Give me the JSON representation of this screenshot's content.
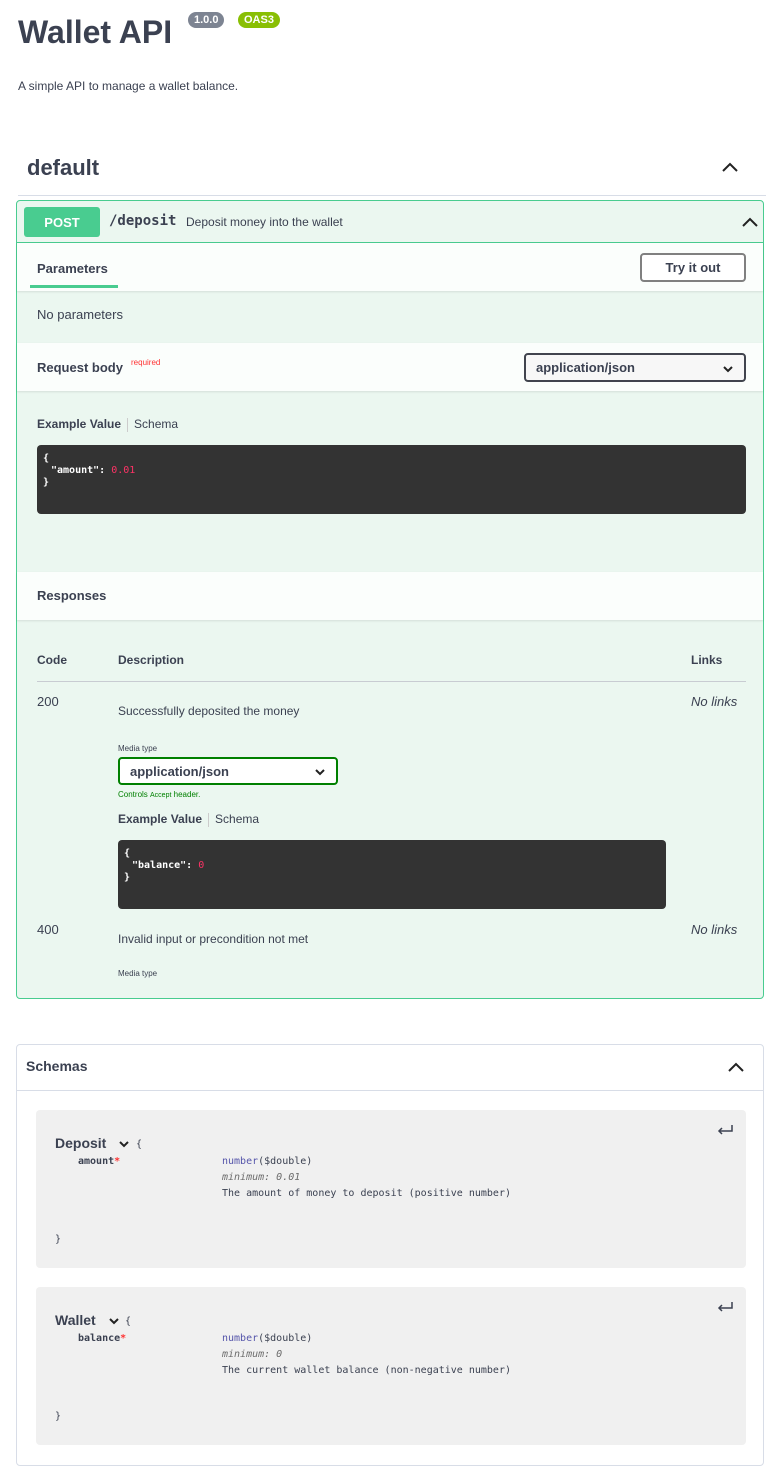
{
  "info": {
    "title": "Wallet API",
    "version": "1.0.0",
    "oas": "OAS3",
    "description": "A simple API to manage a wallet balance."
  },
  "tag": {
    "name": "default"
  },
  "operation": {
    "method": "POST",
    "path": "/deposit",
    "summary": "Deposit money into the wallet",
    "parameters": {
      "tab_label": "Parameters",
      "try_button": "Try it out",
      "empty_text": "No parameters"
    },
    "request_body": {
      "label": "Request body",
      "required_label": "required",
      "content_type": "application/json",
      "example_tab": "Example Value",
      "schema_tab": "Schema",
      "example": {
        "open": "{",
        "key": "\"amount\": ",
        "value": "0.01",
        "close": "}"
      }
    },
    "responses": {
      "label": "Responses",
      "headers": {
        "code": "Code",
        "description": "Description",
        "links": "Links"
      },
      "items": [
        {
          "code": "200",
          "description": "Successfully deposited the money",
          "links": "No links",
          "media_type_label": "Media type",
          "media_type": "application/json",
          "controls_prefix": "Controls ",
          "controls_code": "Accept",
          "controls_suffix": " header.",
          "example_tab": "Example Value",
          "schema_tab": "Schema",
          "example": {
            "open": "{",
            "key": "\"balance\": ",
            "value": "0",
            "close": "}"
          }
        },
        {
          "code": "400",
          "description": "Invalid input or precondition not met",
          "links": "No links",
          "media_type_label": "Media type"
        }
      ]
    }
  },
  "schemas": {
    "title": "Schemas",
    "models": [
      {
        "name": "Deposit",
        "open_brace": "{",
        "close_brace": "}",
        "property": "amount",
        "required_mark": "*",
        "type": "number",
        "format": "($double)",
        "minimum": "minimum: 0.01",
        "description": "The amount of money to deposit (positive number)"
      },
      {
        "name": "Wallet",
        "open_brace": "{",
        "close_brace": "}",
        "property": "balance",
        "required_mark": "*",
        "type": "number",
        "format": "($double)",
        "minimum": "minimum: 0",
        "description": "The current wallet balance (non-negative number)"
      }
    ]
  },
  "colors": {
    "post": "#49cc90",
    "post_bg": "#ebf7f0",
    "version_badge": "#7d8492",
    "oas_badge": "#89bf04",
    "required": "#ff3333",
    "code_bg": "#333333",
    "type": "#55a"
  },
  "icons": {
    "collapse": "chevron-up-icon",
    "dropdown": "chevron-down-icon",
    "expand_model": "return-arrow-icon"
  }
}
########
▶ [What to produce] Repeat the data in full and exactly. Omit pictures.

▶ [Response below]
Give me the JSON representation of this screenshot's content.
{
  "info": {
    "title": "Wallet API",
    "version": "1.0.0",
    "oas": "OAS3",
    "description": "A simple API to manage a wallet balance."
  },
  "tag": {
    "name": "default"
  },
  "operation": {
    "method": "POST",
    "path": "/deposit",
    "summary": "Deposit money into the wallet",
    "parameters": {
      "tab_label": "Parameters",
      "try_button": "Try it out",
      "empty_text": "No parameters"
    },
    "request_body": {
      "label": "Request body",
      "required_label": "required",
      "content_type": "application/json",
      "example_tab": "Example Value",
      "schema_tab": "Schema",
      "example": {
        "open": "{",
        "key": "\"amount\": ",
        "value": "0.01",
        "close": "}"
      }
    },
    "responses": {
      "label": "Responses",
      "headers": {
        "code": "Code",
        "description": "Description",
        "links": "Links"
      },
      "items": [
        {
          "code": "200",
          "description": "Successfully deposited the money",
          "links": "No links",
          "media_type_label": "Media type",
          "media_type": "application/json",
          "controls_prefix": "Controls ",
          "controls_code": "Accept",
          "controls_suffix": " header.",
          "example_tab": "Example Value",
          "schema_tab": "Schema",
          "example": {
            "open": "{",
            "key": "\"balance\": ",
            "value": "0",
            "close": "}"
          }
        },
        {
          "code": "400",
          "description": "Invalid input or precondition not met",
          "links": "No links",
          "media_type_label": "Media type"
        }
      ]
    }
  },
  "schemas": {
    "title": "Schemas",
    "models": [
      {
        "name": "Deposit",
        "open_brace": "{",
        "close_brace": "}",
        "property": "amount",
        "required_mark": "*",
        "type": "number",
        "format": "($double)",
        "minimum": "minimum: 0.01",
        "description": "The amount of money to deposit (positive number)"
      },
      {
        "name": "Wallet",
        "open_brace": "{",
        "close_brace": "}",
        "property": "balance",
        "required_mark": "*",
        "type": "number",
        "format": "($double)",
        "minimum": "minimum: 0",
        "description": "The current wallet balance (non-negative number)"
      }
    ]
  },
  "colors": {
    "post": "#49cc90",
    "post_bg": "#ebf7f0",
    "version_badge": "#7d8492",
    "oas_badge": "#89bf04",
    "required": "#ff3333",
    "code_bg": "#333333",
    "type": "#55a"
  },
  "icons": {
    "collapse": "chevron-up-icon",
    "dropdown": "chevron-down-icon",
    "expand_model": "return-arrow-icon"
  }
}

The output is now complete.